Gov. Andrew Cuomo said Thursday that the Austrian analog chip manufacturer AMS AG will build a $2 billion factory in the town of Marcy outside Utica on a site owned by SUNY Polytechnic Institute in Albany.

New York state will contribute $200 million toward construction of the 360,000-square-foot facility, which will initially employ 700. It will be located across the street from SUNY Poly's Utica campus on the 450-acre Marcy Nanocenter.

Cuomo also said General Electric Co. will put a new $200 million research lab in the nearly completed 253,000-square-foot Quad-C building at SUNY Poly's Utica campus.

ALBANY — General Electric, once one of the biggest employers in Utica, one of New York’s hardest-luck towns, is coming back.

Dolloping out another economic perk to a long-maligned upstate locale, Gov. Andrew M. Cuomo announced on Thursday that G.E. would return to Utica for a high-tech project in a city where it once made low-tech radios.
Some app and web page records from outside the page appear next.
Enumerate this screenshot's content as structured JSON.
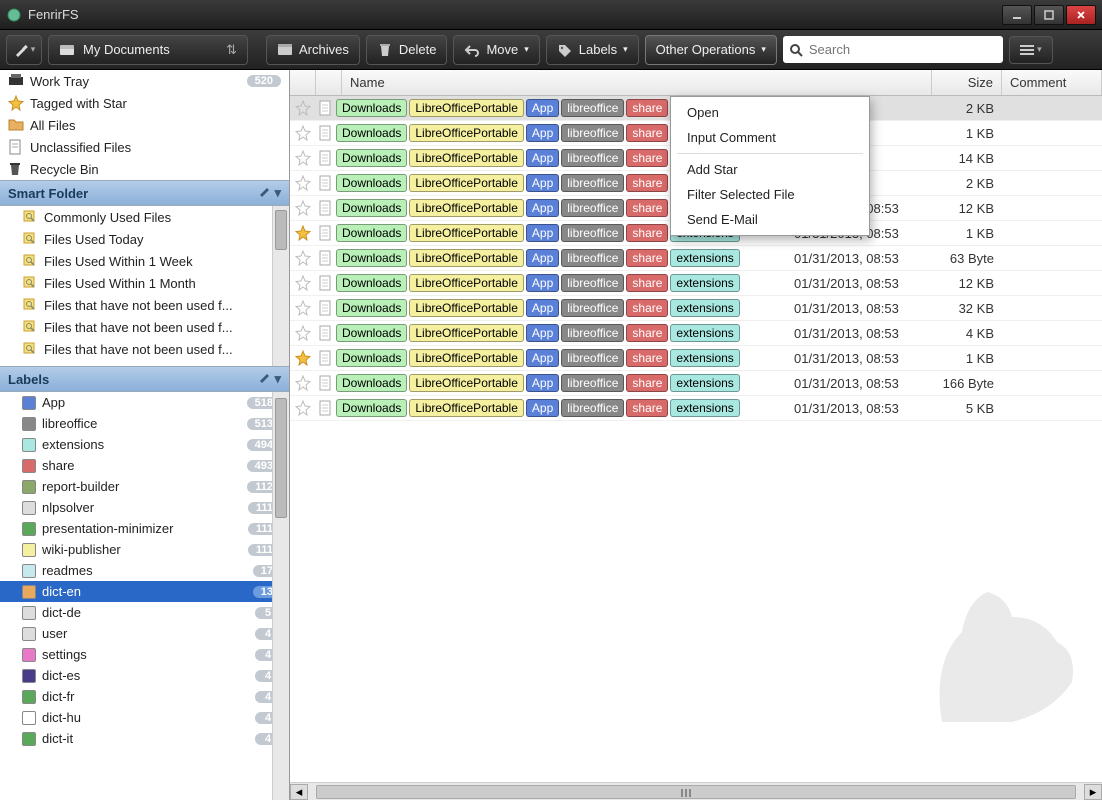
{
  "app": {
    "title": "FenrirFS"
  },
  "toolbar": {
    "location": "My Documents",
    "archives": "Archives",
    "delete": "Delete",
    "move": "Move",
    "labels": "Labels",
    "other": "Other Operations",
    "search_placeholder": "Search"
  },
  "sidebar": {
    "fixed": [
      {
        "icon": "tray",
        "label": "Work Tray",
        "badge": "520"
      },
      {
        "icon": "star",
        "label": "Tagged with Star",
        "badge": ""
      },
      {
        "icon": "folder",
        "label": "All Files",
        "badge": ""
      },
      {
        "icon": "doc",
        "label": "Unclassified Files",
        "badge": ""
      },
      {
        "icon": "trash",
        "label": "Recycle Bin",
        "badge": ""
      }
    ],
    "smart_header": "Smart Folder",
    "smart": [
      {
        "label": "Commonly Used Files"
      },
      {
        "label": "Files Used Today"
      },
      {
        "label": "Files Used Within 1 Week"
      },
      {
        "label": "Files Used Within 1 Month"
      },
      {
        "label": "Files that have not been used f..."
      },
      {
        "label": "Files that have not been used f..."
      },
      {
        "label": "Files that have not been used f..."
      }
    ],
    "labels_header": "Labels",
    "labels": [
      {
        "color": "#5a80d8",
        "name": "App",
        "count": "518"
      },
      {
        "color": "#888888",
        "name": "libreoffice",
        "count": "513"
      },
      {
        "color": "#a8e8e0",
        "name": "extensions",
        "count": "494"
      },
      {
        "color": "#d96a6a",
        "name": "share",
        "count": "493"
      },
      {
        "color": "#8aa86a",
        "name": "report-builder",
        "count": "112"
      },
      {
        "color": "#dddddd",
        "name": "nlpsolver",
        "count": "111"
      },
      {
        "color": "#5aa85a",
        "name": "presentation-minimizer",
        "count": "111"
      },
      {
        "color": "#f5f0a0",
        "name": "wiki-publisher",
        "count": "111"
      },
      {
        "color": "#c8e8f0",
        "name": "readmes",
        "count": "17"
      },
      {
        "color": "#e8a860",
        "name": "dict-en",
        "count": "13",
        "selected": true
      },
      {
        "color": "#dddddd",
        "name": "dict-de",
        "count": "5"
      },
      {
        "color": "#dddddd",
        "name": "user",
        "count": "4"
      },
      {
        "color": "#e878c8",
        "name": "settings",
        "count": "4"
      },
      {
        "color": "#4a3a8a",
        "name": "dict-es",
        "count": "4"
      },
      {
        "color": "#5aa85a",
        "name": "dict-fr",
        "count": "4"
      },
      {
        "color": "#ffffff",
        "name": "dict-hu",
        "count": "4"
      },
      {
        "color": "#5aa85a",
        "name": "dict-it",
        "count": "4"
      }
    ]
  },
  "columns": {
    "name": "Name",
    "size": "Size",
    "comment": "Comment"
  },
  "tags_common": [
    "Downloads",
    "LibreOfficePortable",
    "App",
    "libreoffice",
    "share",
    "extensions"
  ],
  "rows": [
    {
      "star": false,
      "date": "",
      "size": "2 KB",
      "selected": true
    },
    {
      "star": false,
      "date": "",
      "size": "1 KB"
    },
    {
      "star": false,
      "date": "",
      "size": "14 KB"
    },
    {
      "star": false,
      "date": "",
      "size": "2 KB"
    },
    {
      "star": false,
      "date": "01/31/2013, 08:53",
      "size": "12 KB"
    },
    {
      "star": true,
      "date": "01/31/2013, 08:53",
      "size": "1 KB"
    },
    {
      "star": false,
      "date": "01/31/2013, 08:53",
      "size": "63 Byte"
    },
    {
      "star": false,
      "date": "01/31/2013, 08:53",
      "size": "12 KB"
    },
    {
      "star": false,
      "date": "01/31/2013, 08:53",
      "size": "32 KB"
    },
    {
      "star": false,
      "date": "01/31/2013, 08:53",
      "size": "4 KB"
    },
    {
      "star": true,
      "date": "01/31/2013, 08:53",
      "size": "1 KB"
    },
    {
      "star": false,
      "date": "01/31/2013, 08:53",
      "size": "166 Byte"
    },
    {
      "star": false,
      "date": "01/31/2013, 08:53",
      "size": "5 KB"
    }
  ],
  "ctxmenu": {
    "open": "Open",
    "input_comment": "Input Comment",
    "add_star": "Add Star",
    "filter": "Filter Selected File",
    "email": "Send E-Mail"
  }
}
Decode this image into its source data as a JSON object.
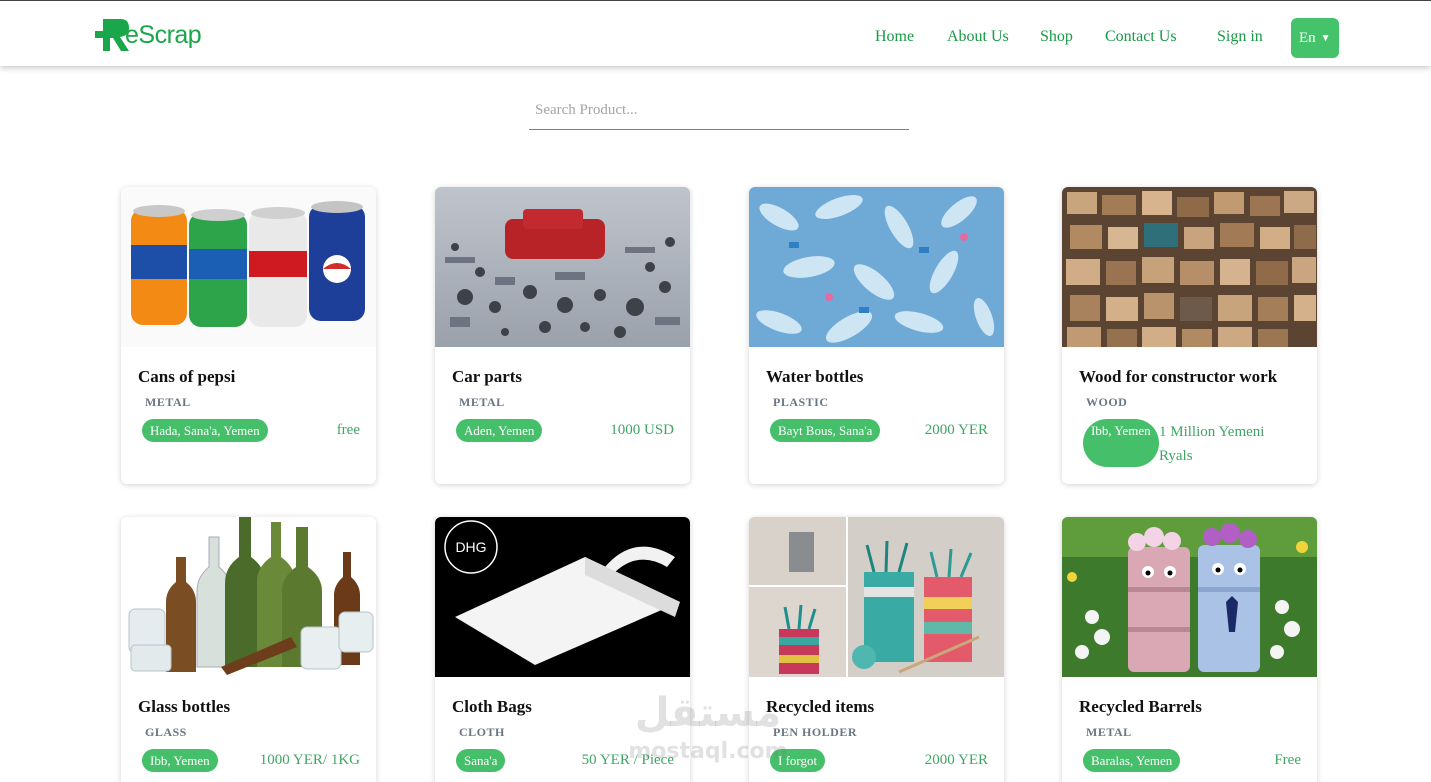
{
  "brand": {
    "logo_text": "eScrap",
    "accent": "#1aa64b",
    "chip": "#45bf6a"
  },
  "nav": {
    "home": "Home",
    "about": "About Us",
    "shop": "Shop",
    "contact": "Contact Us",
    "signin": "Sign in",
    "language": "En"
  },
  "search": {
    "placeholder": "Search Product...",
    "value": ""
  },
  "products": [
    {
      "title": "Cans of pepsi",
      "category": "METAL",
      "location": "Hada, Sana'a, Yemen",
      "price": "free"
    },
    {
      "title": "Car parts",
      "category": "METAL",
      "location": "Aden, Yemen",
      "price": "1000 USD"
    },
    {
      "title": "Water bottles",
      "category": "PLASTIC",
      "location": "Bayt Bous, Sana'a",
      "price": "2000 YER"
    },
    {
      "title": "Wood for constructor work",
      "category": "WOOD",
      "location": "Ibb, Yemen",
      "price": "1 Million Yemeni Ryals"
    },
    {
      "title": "Glass bottles",
      "category": "GLASS",
      "location": "Ibb, Yemen",
      "price": "1000 YER/ 1KG"
    },
    {
      "title": "Cloth Bags",
      "category": "CLOTH",
      "location": "Sana'a",
      "price": "50 YER / Piece"
    },
    {
      "title": "Recycled items",
      "category": "PEN HOLDER",
      "location": "I forgot",
      "price": "2000 YER"
    },
    {
      "title": "Recycled Barrels",
      "category": "METAL",
      "location": "Baralas, Yemen",
      "price": "Free"
    }
  ],
  "watermark": {
    "text_ar": "مستقل",
    "text_en": "mostaql.com"
  }
}
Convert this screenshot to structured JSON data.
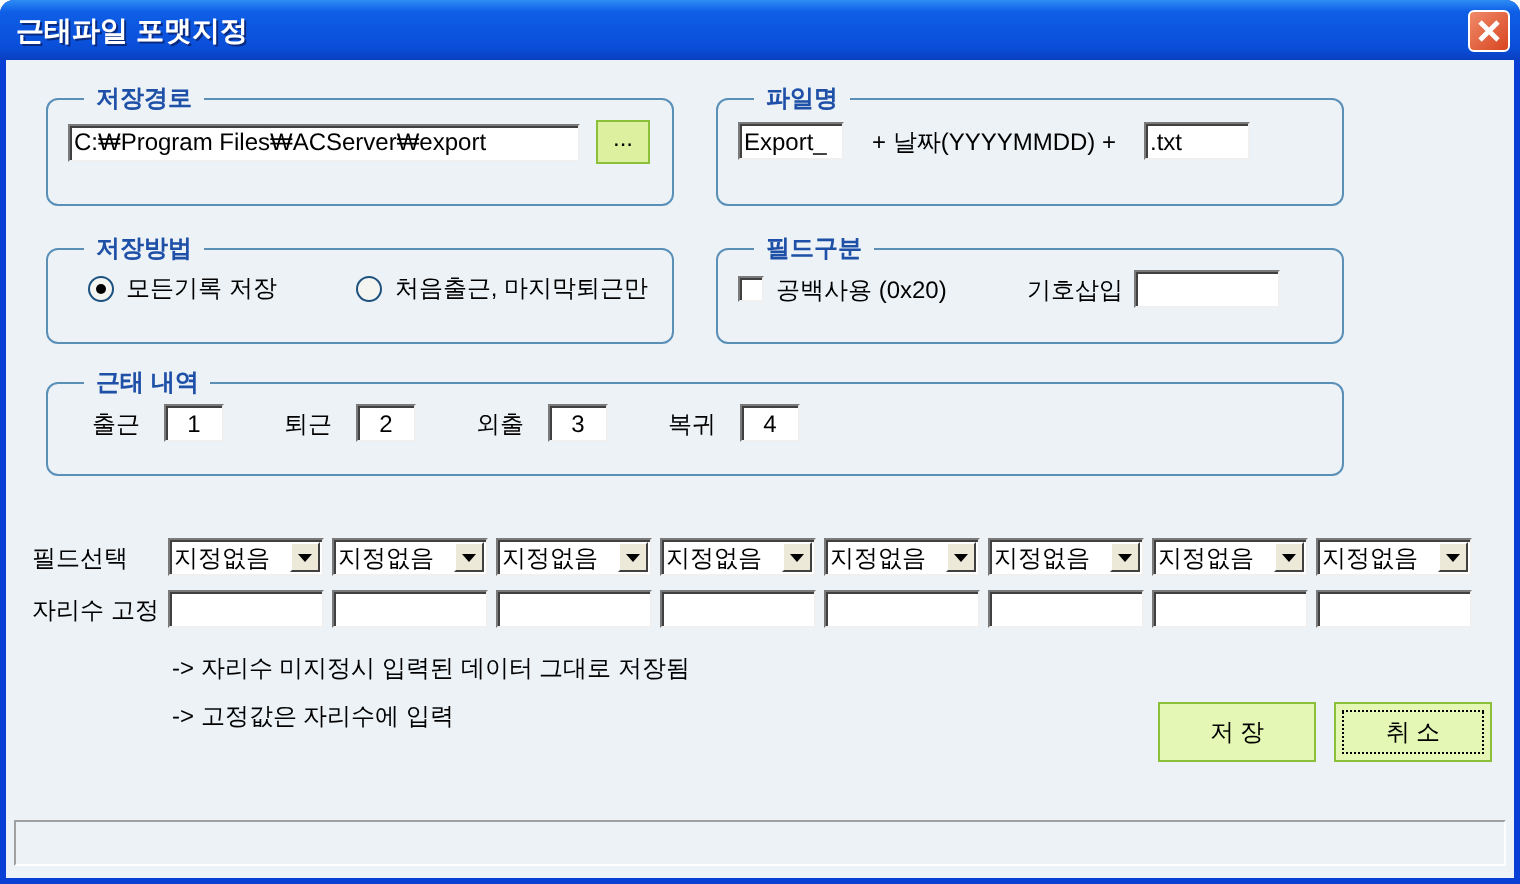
{
  "window": {
    "title": "근태파일 포맷지정"
  },
  "save_path": {
    "title": "저장경로",
    "value": "C:₩Program Files₩ACServer₩export",
    "browse_button": "..."
  },
  "file_name": {
    "title": "파일명",
    "prefix": "Export_",
    "date_label": "+ 날짜(YYYYMMDD) +",
    "extension": ".txt"
  },
  "save_method": {
    "title": "저장방법",
    "options": [
      {
        "label": "모든기록 저장",
        "selected": true
      },
      {
        "label": "처음출근, 마지막퇴근만",
        "selected": false
      }
    ]
  },
  "field_separator": {
    "title": "필드구분",
    "space_option": {
      "label": "공백사용 (0x20)",
      "checked": false
    },
    "symbol_label": "기호삽입"
  },
  "attendance": {
    "title": "근태 내역",
    "items": [
      {
        "label": "출근",
        "code": "1"
      },
      {
        "label": "퇴근",
        "code": "2"
      },
      {
        "label": "외출",
        "code": "3"
      },
      {
        "label": "복귀",
        "code": "4"
      }
    ]
  },
  "field_select": {
    "label": "필드선택",
    "combos": [
      "지정없음",
      "지정없음",
      "지정없음",
      "지정없음",
      "지정없음",
      "지정없음",
      "지정없음",
      "지정없음"
    ]
  },
  "fixed_width": {
    "label": "자리수 고정"
  },
  "notes": [
    "-> 자리수 미지정시 입력된 데이터 그대로 저장됨",
    "-> 고정값은 자리수에 입력"
  ],
  "buttons": [
    {
      "label": "저 장",
      "focused": false
    },
    {
      "label": "취 소",
      "focused": true
    }
  ]
}
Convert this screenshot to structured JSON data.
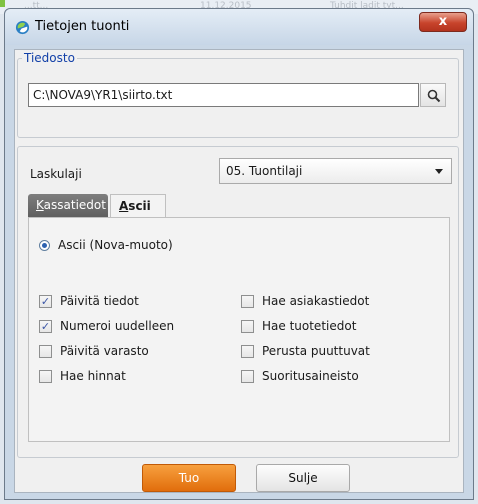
{
  "background": {
    "faint_text_1": "...tt...",
    "faint_text_2": "11.12.2015",
    "faint_text_3": "Tuhdit ladit tyt..."
  },
  "window": {
    "title": "Tietojen tuonti",
    "close_glyph": "x"
  },
  "file_section": {
    "legend": "Tiedosto",
    "path_value": "C:\\NOVA9\\YR1\\siirto.txt",
    "search_icon": "search-icon"
  },
  "settings": {
    "laskulaji_label": "Laskulaji",
    "laskulaji_value": "05. Tuontilaji",
    "tabs": [
      {
        "label_first": "K",
        "label_rest": "assatiedot",
        "active": false
      },
      {
        "label_first": "A",
        "label_rest": "scii",
        "active": true
      }
    ],
    "ascii_radio_label": "Ascii (Nova-muoto)",
    "checkboxes_left": [
      {
        "label": "Päivitä tiedot",
        "checked": true
      },
      {
        "label": "Numeroi uudelleen",
        "checked": true
      },
      {
        "label": "Päivitä varasto",
        "checked": false
      },
      {
        "label": "Hae hinnat",
        "checked": false
      }
    ],
    "checkboxes_right": [
      {
        "label": "Hae asiakastiedot",
        "checked": false
      },
      {
        "label": "Hae tuotetiedot",
        "checked": false
      },
      {
        "label": "Perusta puuttuvat",
        "checked": false
      },
      {
        "label": "Suoritusaineisto",
        "checked": false
      }
    ]
  },
  "buttons": {
    "tuo": "Tuo",
    "sulje": "Sulje"
  },
  "colors": {
    "accent_orange": "#e9821f",
    "legend_blue": "#1240a8",
    "close_red": "#c8442c"
  }
}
The announcement of G.E.’s plans to package silicon carbide power blocks at the State University of New York Polytechnic Institute in Utica was just part of what the governor himself packaged as a “transformative moment” for the entire Mohawk Valley, west of the state capital. That moment included the unveiling of a promise of a more than $2 billion investment by an Austrian company, AMS, which manufactures sensors. The company pledged to generate more than 1,000 jobs at a new “wafer fabrication facility” it plans to build in the area.

Can light create jobs?

SUNY Polytechnic Institute in Albany was awarded $110 million from the Department of Defense last week to assemble a $610 million federal photonics manufacturing institute.

And while the headquarters of the 124-member research consortium will be in Rochester, the Capital Region is expected to benefit as well.

That's because a significant amount of the research activities for the American Institute for Manufacturing Integrated Photonics will be done at SUNY Poly's Albany campus, as well as in other labs such as at General Electric Co.'s Global Research Center in Niskayuna.

The numbers can be overwhelming. Hundreds of billions of sensors, potentially connecting tens of billions of devices, with software to control and manage it all.

But the rewards of connecting and integrating complex machinery and devices can be great.

What does it cost to build a research center from scratch these days? Gerry Rubin, who runs the Howard Hughes Medical Institute's Janelia Research Campus in Virginia, estimated that his organization will spend a few billion dollars before it's clear if HHMI's research will work out. Ken Herd, who helped set up GE's new research center in Rio de Janeiro, said the building alone carried a $150 million bill.

But a steep pricetag is merely the start. While securing funds is a massive initial barrier for any new facility, a modern world-class lab also needs the right combination of appeal for researchers, planning, and flexibility for when said planning doesn't work out. And on top of that, would-be lab builders better start out with a lot of institutional support.

Don a pair of special glasses, and the image of a turbine part floats off a screen.

You can look around the side or under the part, or even stick your head inside to look around.

But don't worry about bumping it. It's virtual.

At General Electric's Global Research Center, scientists and engineers have embarked on a move to digitize just about everything, in an effort that can optimize production, validate manufacturing processes, and feed data back through to designers, all while boosting efficiency and cutting costs.

Danielle Merfeld oversees more than 500 employees around the world as the director for power electronics at GE Global Research in Niskayuna, New York.

Merfeld, 42, has worked in various roles for GE Global Research and GE Power & Water since 1999. Today, she is in charge of GE Global's electrical technologies and systems team. Part of that job is directing a $500 million New York Power Electronics Manufacturing Consortium with the SUNY Polytechnic Institute.

While our recent feature looked at the various ways to make wind hardware more affordable, researchers at GE's Bangalore technology center are looking at ways to get more out of the wind hardware we already have. They're focusing on two different areas: how wind turbines interact with the grid and how they interact with each other.